New Holland Family Dentist Says Root Canals on Baby Teeth Helpful

Why would it be necessary for a 5-year-old child to need to have a root canal and crown on a baby tooth? It might be difficult to imagine that these “temporary” teeth could require such extensive dental work, especially when you consider the fact that they will eventually fall out and be replaced by the adult teeth.

When a baby tooth is found to have deep decay, your family dentist in New Holland will help you to put your child’s oral health into the proper perspective. There are times when it is acceptable to remove or extract an infected baby tooth, and there are times when the tooth should be saved in order to prevent future problems.

Just like mature adult teeth, baby teeth are susceptible to cavities. Ideally, we’d like to take the appropriate steps for preventing this form of dental disease, and that includes a healthy diet and thorough oral hygiene. Still, cavities can crop up, and when those cavities penetrate through the outer surface of the teeth into the nerve chamber, a painful infection can occur.

To eliminate infection from your little one’s body, you may be tempted to have the offending tooth removed, but speeding the process of tooth loss is not always a smart choice. The baby teeth need to remain in place until the underlying permanent teeth are prepared to make their entrance. Without guidance from the baby teeth, there is a significant risk of future crowding and other serious developmental problems.

To eliminate the infection and pain while preserving the baby tooth until the appropriate time (which could be as late as age 12 or 13), the best option might be the same treatment that would be recommended for a permanent tooth: a root canal and a crown. These procedures are frequently recommended for saving a baby tooth that will be essential to your child’s oral health for several more years.

Don’t ignore or dismiss a bad baby tooth.
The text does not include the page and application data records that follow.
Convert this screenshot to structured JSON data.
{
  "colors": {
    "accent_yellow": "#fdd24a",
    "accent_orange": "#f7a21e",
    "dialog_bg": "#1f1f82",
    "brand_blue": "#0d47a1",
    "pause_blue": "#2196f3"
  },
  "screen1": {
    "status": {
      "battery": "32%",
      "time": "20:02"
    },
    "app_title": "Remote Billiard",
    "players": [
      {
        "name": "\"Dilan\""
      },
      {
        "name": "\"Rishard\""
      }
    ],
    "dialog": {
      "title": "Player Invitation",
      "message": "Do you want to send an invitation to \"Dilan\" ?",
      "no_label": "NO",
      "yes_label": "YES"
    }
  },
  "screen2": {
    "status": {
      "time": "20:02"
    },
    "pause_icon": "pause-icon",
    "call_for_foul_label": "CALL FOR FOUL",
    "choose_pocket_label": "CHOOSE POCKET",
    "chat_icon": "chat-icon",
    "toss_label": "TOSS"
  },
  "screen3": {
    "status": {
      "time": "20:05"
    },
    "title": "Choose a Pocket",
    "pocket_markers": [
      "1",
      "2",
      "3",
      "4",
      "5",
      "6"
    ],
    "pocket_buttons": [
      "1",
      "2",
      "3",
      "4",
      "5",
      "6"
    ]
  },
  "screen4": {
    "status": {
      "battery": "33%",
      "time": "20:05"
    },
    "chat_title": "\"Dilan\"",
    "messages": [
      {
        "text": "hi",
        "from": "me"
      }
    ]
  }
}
Instead, get to a New Holland dental office today for professional advice.